Scottish Railway Preservation Society Collections pages

‘Swindon’ Inter-City Class 126 DMU cars

Pictures of Inter-City DMUs in service in Scotland

The slide show above illustrates 'Swindon' Inter-City DMUs in service in Scotland in the 1960/70s.

SRPS Core Collection. Acquired from the Swindon Diesel Preservation Society, grant aided by the National Fund for Acquisitions. Major restoration of 3 cars, with Heritage Lottery Fund support, was completed in October 2009. On display in Museum Shelter.

Current news on the status of our Class 126 DMU is at the Inter-City DMU website. (Opens in a new window.)

All cars of this class were designed and built at BR's Swindon Works, and so were generally known as "Swindons".

The class was built especially for Scottish Region services, and some units exceeded 2 million miles in service.
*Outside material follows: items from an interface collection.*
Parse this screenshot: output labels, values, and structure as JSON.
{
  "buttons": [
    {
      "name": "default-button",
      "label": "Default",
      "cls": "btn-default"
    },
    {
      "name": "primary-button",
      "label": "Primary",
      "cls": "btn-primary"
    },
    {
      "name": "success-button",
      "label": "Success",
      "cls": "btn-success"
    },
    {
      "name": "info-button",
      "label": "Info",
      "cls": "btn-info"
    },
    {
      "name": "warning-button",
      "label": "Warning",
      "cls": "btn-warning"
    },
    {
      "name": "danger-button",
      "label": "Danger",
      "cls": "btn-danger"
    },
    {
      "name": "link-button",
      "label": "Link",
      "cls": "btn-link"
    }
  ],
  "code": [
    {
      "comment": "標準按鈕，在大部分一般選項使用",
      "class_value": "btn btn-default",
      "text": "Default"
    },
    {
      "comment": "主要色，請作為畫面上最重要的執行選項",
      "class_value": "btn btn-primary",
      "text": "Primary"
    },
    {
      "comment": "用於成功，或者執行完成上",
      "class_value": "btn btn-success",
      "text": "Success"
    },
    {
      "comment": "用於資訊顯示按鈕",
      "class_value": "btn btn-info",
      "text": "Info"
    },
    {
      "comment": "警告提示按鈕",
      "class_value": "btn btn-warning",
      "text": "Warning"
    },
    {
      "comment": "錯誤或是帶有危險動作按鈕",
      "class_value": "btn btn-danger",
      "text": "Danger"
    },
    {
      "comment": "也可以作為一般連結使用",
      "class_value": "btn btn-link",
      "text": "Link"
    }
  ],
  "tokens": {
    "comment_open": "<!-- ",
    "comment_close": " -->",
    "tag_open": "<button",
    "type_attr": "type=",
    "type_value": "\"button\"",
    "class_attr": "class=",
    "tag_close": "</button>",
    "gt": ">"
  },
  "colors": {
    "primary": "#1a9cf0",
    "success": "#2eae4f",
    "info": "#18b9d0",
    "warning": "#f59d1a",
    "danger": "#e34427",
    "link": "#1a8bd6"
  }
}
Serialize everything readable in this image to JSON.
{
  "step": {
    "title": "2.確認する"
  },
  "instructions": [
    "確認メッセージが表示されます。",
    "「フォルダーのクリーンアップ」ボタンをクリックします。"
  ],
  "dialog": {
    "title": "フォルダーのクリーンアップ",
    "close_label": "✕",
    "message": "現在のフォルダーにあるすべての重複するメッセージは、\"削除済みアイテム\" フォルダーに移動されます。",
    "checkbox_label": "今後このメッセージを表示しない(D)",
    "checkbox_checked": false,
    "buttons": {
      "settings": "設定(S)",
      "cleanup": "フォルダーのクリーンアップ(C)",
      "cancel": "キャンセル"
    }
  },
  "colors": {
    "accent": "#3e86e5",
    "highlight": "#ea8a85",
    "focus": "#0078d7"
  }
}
The first batch of 64 cars went into service on the Edinburgh - Glasgow via Falkirk services in 1957, and the second, of 68 cars, entered service on the Glasgow - Ayr - Stranraer route in 1959. These services remained operated exclusively by the class until 1971 in the case of the Edinburgh - Glasgow services, and 1982 in Ayrshire.

Due to differences in their control systems design, the Class 126 cars were not compatible with other DMU types, and so without exclusive duties elsewhere they were not refurbished and were selected for withdrawal, the last two units coming out of service in January 1983.

The cab end design was similar to the "Cross Country" Class 120 cars, which were built at Swindon between 1958 and 1961 for the Western and the Scottish Regions, and which were used on Aberdeen-Inverness services between 1960 and 1980.

The four cars in the SRPS Collection are the only surviving examples in the UK of the first generation British Railways high specification Inter-City type of DMU. The corridor composite trailer vehicle is unique (for a DMU) in that it features both first and second-class compartment accommodation. Three of the cars are from the 1959 build for the Ayrshire lines, which can be distinguished from the 1956 cars by their two-part route indicators and by the location of the brake compartment at the rear of the power car. This allows passengers a forward view. The as-yet unrestored buffet car is from the original (Edinburgh & Glasgow) batch and is one of only three surviving DMU catering vehicles.

Each three-car set had a "Driving Motor" coach at either end, powered by underfloor engines and with open saloons for second class passengers. The "Trailer" coach in the middle had either both first and second class compartments or first class compartments and a Buffet section. We have an example of both kinds of trailer car. One driving car has a half-width cab and a corridor connection, so two units could be coupled to make a six coach train, with access to the Buffet from throughout the train.

The integral body construction (the lower bodyside is welded directly to the solebar) was a technical "first" for British Railways. It was made necessary by the need to fit in all the power and control equipment under the floor between the bogies, as a result of which there was no room for the bracing which stiffened the underframe of traditional coaches.

Test run at Bo'ness, 11 December 2007.
Test run (2 cars), Bo'ness, 11 December 2007.

Our major Project supported by the Heritage Lottery Fund restored these cars following the removal of crocidolite insulation. This was installed in the floor, sides and roof, and its removal necessitated dismantling the entire internal structure of the cars. The Project reinstated the interiors, using a mixture of recovered and new materials, and overhauled all the electrical and mechanical systems. It is by far the highest value (and highest volunteer commitment) restoration job which SRPS has so far tackled.

The Project volunteers successfully demonstrated three cars (Sc51017, Sc51043 and Sc59404) in use in July 2008. Then the cars were kept out of traffic while detailed completion went ahead. This was slow and painstaking work, resulting in a dramatic recreation of the vehicles' "as new" 1959 condition. By October 2009 the vehicles were complete and ready for driver training before public services start in 2010.

The DMU is cared for by the Swindon Diesel Preservation Society which formerly owned the vehicles and whose volunteers are working on their restoration. The SDPS also undertakes historical research into the Class, and is affiliated to the Railcar Association who support all DMUs preserved in Britain.

NumberDescriptionDate Built
Sc79443 TFLB Trailer First Lavatory Buffet coach Sc79443 1956
Sc51043 DMBSL Driving Motor Brake Second Lavatory coach Sc51043 1959
Sc59404 TCL Trailer Composite Lavatory coach Sc59404 1959
Sc51017 DMSL Driving Motor Second Lavatory coach Sc51017 1959

Heritage Lottery Fund home page (opens in a new window)
Back to Multiple Units page
Back to Multiple Units page